What is the “magic pill”? Does it exist? The (very) short answer is no. But don’t worry- “miracle pills” might! So what’s the difference between a magic pill and a miracle pill, and how do doctors and patients feel about them?
According to a Google Ngram count of print resources from 1800 to 2000, the concept of a magic pill is a familiar one that has been in common use since the early 1860s. One of the first instances is from 1804, in which there is mention of a pill that young ladies could use to gain the favor of a man. The usage increased around the 1970s, with a noticeable increase from 1989 to 2000. Instances of “miracle pill” also increased in the 1970s, though very rarely before the 1950s. A 1957 Science Digest Article mentioned “a new ‘miracle’ pill that’s been doing wonders for women suffering with pre-menstrual troubles”.
The phrases “magic pill” and “miracle pill” can be used in many different contexts, from fantasy storytelling to modern day healthcare. It can be something that actually works, or something that is unachievable. It can also be a part of a ruse or con, just like Jack’s magic beans (too simple to come without consequences but too appealing to pass up.) At its core, it is a simple solution to a complex problem.
So how is it actually used in the context of modern healthcare? In over 100,000 conversations, “magic pill” is used 137 times , and “miracle pill” is used only 23 times.

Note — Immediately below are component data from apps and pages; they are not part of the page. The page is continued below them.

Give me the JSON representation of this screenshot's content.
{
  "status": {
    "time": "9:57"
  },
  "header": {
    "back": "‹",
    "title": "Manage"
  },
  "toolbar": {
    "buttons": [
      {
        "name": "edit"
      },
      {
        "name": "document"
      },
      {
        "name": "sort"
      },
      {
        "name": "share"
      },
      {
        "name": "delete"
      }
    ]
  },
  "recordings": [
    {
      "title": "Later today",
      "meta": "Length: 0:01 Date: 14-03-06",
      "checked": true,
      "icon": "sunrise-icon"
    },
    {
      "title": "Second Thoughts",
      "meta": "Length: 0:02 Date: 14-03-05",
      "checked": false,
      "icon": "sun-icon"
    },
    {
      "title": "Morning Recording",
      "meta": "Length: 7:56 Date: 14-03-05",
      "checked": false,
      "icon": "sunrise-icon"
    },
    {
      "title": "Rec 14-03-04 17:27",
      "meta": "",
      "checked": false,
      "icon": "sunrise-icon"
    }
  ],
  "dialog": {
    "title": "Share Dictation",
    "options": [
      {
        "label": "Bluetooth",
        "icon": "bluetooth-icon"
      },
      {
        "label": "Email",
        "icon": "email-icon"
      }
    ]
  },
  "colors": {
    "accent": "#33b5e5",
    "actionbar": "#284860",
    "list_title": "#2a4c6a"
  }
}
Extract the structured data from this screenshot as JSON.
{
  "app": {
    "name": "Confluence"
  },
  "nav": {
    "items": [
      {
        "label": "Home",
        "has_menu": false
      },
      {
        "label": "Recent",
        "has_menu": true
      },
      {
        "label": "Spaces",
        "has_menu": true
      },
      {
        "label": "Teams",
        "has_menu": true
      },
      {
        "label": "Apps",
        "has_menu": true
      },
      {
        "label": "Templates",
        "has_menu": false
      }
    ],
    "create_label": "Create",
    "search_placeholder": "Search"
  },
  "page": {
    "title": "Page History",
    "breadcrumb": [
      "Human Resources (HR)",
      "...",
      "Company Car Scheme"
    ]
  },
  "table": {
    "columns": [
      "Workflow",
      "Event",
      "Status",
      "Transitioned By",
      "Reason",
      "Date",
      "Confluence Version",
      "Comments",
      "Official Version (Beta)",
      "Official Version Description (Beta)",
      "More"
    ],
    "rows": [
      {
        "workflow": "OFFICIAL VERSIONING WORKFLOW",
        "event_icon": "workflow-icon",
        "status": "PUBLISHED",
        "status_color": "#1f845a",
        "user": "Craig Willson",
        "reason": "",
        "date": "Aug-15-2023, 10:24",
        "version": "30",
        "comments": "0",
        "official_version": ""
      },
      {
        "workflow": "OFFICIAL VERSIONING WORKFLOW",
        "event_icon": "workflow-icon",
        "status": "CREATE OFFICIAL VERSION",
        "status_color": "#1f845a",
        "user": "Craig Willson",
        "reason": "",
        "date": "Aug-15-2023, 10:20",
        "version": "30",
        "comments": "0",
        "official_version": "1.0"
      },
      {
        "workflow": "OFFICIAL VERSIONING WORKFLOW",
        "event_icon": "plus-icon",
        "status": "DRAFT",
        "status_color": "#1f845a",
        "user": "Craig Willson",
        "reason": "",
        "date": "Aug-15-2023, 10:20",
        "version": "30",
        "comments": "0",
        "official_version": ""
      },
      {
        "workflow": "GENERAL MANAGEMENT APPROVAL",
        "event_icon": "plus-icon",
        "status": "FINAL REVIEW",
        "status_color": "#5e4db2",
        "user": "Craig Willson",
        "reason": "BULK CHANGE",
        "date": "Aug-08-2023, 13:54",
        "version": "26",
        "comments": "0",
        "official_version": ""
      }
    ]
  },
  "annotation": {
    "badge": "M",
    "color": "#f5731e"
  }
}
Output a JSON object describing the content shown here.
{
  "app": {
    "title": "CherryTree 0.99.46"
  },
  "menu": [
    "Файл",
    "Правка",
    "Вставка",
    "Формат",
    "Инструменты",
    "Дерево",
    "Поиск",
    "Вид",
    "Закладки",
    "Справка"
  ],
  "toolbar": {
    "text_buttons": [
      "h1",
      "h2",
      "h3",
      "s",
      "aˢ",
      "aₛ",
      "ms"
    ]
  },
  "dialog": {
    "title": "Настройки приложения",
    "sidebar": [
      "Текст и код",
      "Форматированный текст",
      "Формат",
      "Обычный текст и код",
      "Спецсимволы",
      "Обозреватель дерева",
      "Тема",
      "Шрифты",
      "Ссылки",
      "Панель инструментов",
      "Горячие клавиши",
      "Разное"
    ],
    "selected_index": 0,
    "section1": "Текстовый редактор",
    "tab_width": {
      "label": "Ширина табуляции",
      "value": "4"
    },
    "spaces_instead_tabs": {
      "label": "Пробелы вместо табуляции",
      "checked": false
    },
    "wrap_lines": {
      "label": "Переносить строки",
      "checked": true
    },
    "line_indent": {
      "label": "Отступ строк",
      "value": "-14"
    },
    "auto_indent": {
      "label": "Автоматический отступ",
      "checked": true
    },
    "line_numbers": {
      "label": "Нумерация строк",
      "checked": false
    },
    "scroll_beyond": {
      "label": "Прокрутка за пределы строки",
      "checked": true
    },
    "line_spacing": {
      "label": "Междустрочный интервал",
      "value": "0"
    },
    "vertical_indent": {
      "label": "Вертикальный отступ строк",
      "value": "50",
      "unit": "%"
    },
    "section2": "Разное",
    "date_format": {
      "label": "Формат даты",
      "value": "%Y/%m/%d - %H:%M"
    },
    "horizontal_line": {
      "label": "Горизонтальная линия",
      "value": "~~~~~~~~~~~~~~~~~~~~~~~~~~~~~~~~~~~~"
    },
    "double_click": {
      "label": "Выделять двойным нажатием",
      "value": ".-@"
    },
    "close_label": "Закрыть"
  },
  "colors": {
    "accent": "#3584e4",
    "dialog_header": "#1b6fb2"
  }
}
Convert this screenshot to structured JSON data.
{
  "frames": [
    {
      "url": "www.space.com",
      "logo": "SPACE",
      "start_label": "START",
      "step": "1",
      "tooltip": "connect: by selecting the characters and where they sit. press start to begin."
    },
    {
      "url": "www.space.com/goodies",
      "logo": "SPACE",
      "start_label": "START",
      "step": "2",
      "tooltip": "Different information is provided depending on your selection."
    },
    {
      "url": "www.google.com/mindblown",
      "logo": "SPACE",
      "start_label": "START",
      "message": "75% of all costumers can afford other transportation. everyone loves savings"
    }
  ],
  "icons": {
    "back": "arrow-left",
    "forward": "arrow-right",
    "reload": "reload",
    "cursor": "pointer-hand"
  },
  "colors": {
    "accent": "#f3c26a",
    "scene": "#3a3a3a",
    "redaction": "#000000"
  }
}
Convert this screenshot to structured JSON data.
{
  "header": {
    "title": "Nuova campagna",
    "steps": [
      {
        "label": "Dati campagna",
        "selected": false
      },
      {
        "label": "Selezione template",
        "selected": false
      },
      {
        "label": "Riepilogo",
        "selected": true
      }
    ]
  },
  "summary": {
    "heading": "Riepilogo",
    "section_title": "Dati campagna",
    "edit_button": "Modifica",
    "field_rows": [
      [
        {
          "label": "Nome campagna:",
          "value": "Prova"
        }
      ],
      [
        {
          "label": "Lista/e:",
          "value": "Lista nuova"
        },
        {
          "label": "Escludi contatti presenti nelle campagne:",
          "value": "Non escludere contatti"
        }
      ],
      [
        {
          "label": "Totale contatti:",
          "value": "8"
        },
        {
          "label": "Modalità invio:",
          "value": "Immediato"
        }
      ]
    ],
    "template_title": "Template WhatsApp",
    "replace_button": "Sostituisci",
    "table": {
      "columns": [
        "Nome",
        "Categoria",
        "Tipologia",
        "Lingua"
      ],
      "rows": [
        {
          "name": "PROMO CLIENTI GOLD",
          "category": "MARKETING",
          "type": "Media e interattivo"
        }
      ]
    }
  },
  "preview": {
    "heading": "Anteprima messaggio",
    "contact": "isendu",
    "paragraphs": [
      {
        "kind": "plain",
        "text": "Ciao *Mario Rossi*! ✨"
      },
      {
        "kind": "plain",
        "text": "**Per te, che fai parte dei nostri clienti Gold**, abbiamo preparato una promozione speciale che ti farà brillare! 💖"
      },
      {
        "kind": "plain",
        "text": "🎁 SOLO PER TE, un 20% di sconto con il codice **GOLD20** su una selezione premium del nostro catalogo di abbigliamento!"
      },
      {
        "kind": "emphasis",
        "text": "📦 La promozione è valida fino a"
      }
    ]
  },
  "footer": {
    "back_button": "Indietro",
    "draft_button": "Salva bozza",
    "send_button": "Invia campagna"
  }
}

Across disease states and types of conversations (diagnosis, treatment discussion, follow up), “magic pill” is used positively only about 10% of the time, whereas “miracle pill” is used positively about 65% of the time.
Positive uses of “miracle pill” are mostly patients discussing the efficacy of treatments. Patients say that treatments “seem like a miracle pill”, or “I call it my miracle pill” when describing how well they are doing on a certain treatment. For patients, finding a treatment that works for them, potentially one that has cleared up symptoms that they may have been struggling with for a long time, is something miraculous.
Positive uses of “magic pill” are similar to “miracle pill” for patients. However, doctors use “magic pill” a little bit differently. While doctors were less likely to say that a patient’s treatment was a “miracle pill”, they do sometimes say that treatments a patient is about to start or that just got approved has the potential to be a “magic pill”.
In most cases, however, a “magic pill” does not exist. Doctors frequently say “this isn’t a magic pill” when introducing a new treatment, to control patient expectations. A new medication may not be the simple solution to the patient’s complex problem but that doesn’t mean it’s not a good, effective treatment. By using the phrase “magic pill” as an unachievable, non-existent ideal, doctors set realistic expectations: treating their disease is science, not magic.
With such similar meanings, why are “magic pill” and “miracle pill” used differently? Why does a “miracle pill” usually describe a treatment that is working, whereas a “magic pill” most often describes something that doesn’t exist?
The connotation, or the idea or feeling that a word invokes in addition to its literal meaning, plays a huge role in the way language is used. While “magic” and “miracle” may be similarly defined as an event or occurrence with an explanation beyond human understanding, the words carry different connotations.
The Oxford Dictionary defines magic as “having or apparently having supernatural powers”, originating from Greek magike, and has maintained the often negative connotation of the supernatural, witchcraft, and trickery throughout its history. “Miracle”, on the other hand, is defined as “a remarkable event or development that brings very welcome consequences” and is from Middle English: via Old French from Latin miraculum, meaning “object of wonder”. Taking into account strong connotations of the divine, the essence of a miracle is in its wondrous and welcome outcome.
Essentially, magic happens outside of the natural world and is intended to trick you into thinking something improbable has occurred. Describing something as magic places the focus on the occurrence, and emphasizes the fact that you don’t know how it happened. Describing something as a miracle, on the other hand, focuses on the outcome- the effect that the occurrence has on your life and the positive feelings that accompany it.
For patients who are dealing with a disease that has an effect on their daily life, it’s important to have realistic expectations. Magic doesn’t exist, and the concept is at odds with the scientific reliance on reproducible evidence. In healthcare, then, a magic pill cannot exist. A miracle pill, however, can and does exist. A miracle is a wondrous and welcome outcome, and miraculous outcomes can occur even when the source is known. Patients have many hopes and goals for treatment: symptom relief, increase or maintenance of quality of life, a way to manage their disease. These hopes can all be realized in their response to a medication- and that can be a miracle.
Janine Robinson is an Analyst at Verilogue. She has a Master’s Degree in Linguistics from San Jose State University, and has dedicated her life to figuring out why we say what we say when we say it.
Verilogue offers fly-on-the-wall access to candid healthcare conversations between patients and their healthcare providers. Verilogue’s trained linguists analyze these dialogues using their expertise, and provide unique insights for our clients. Reach out with questions or comments via the below form!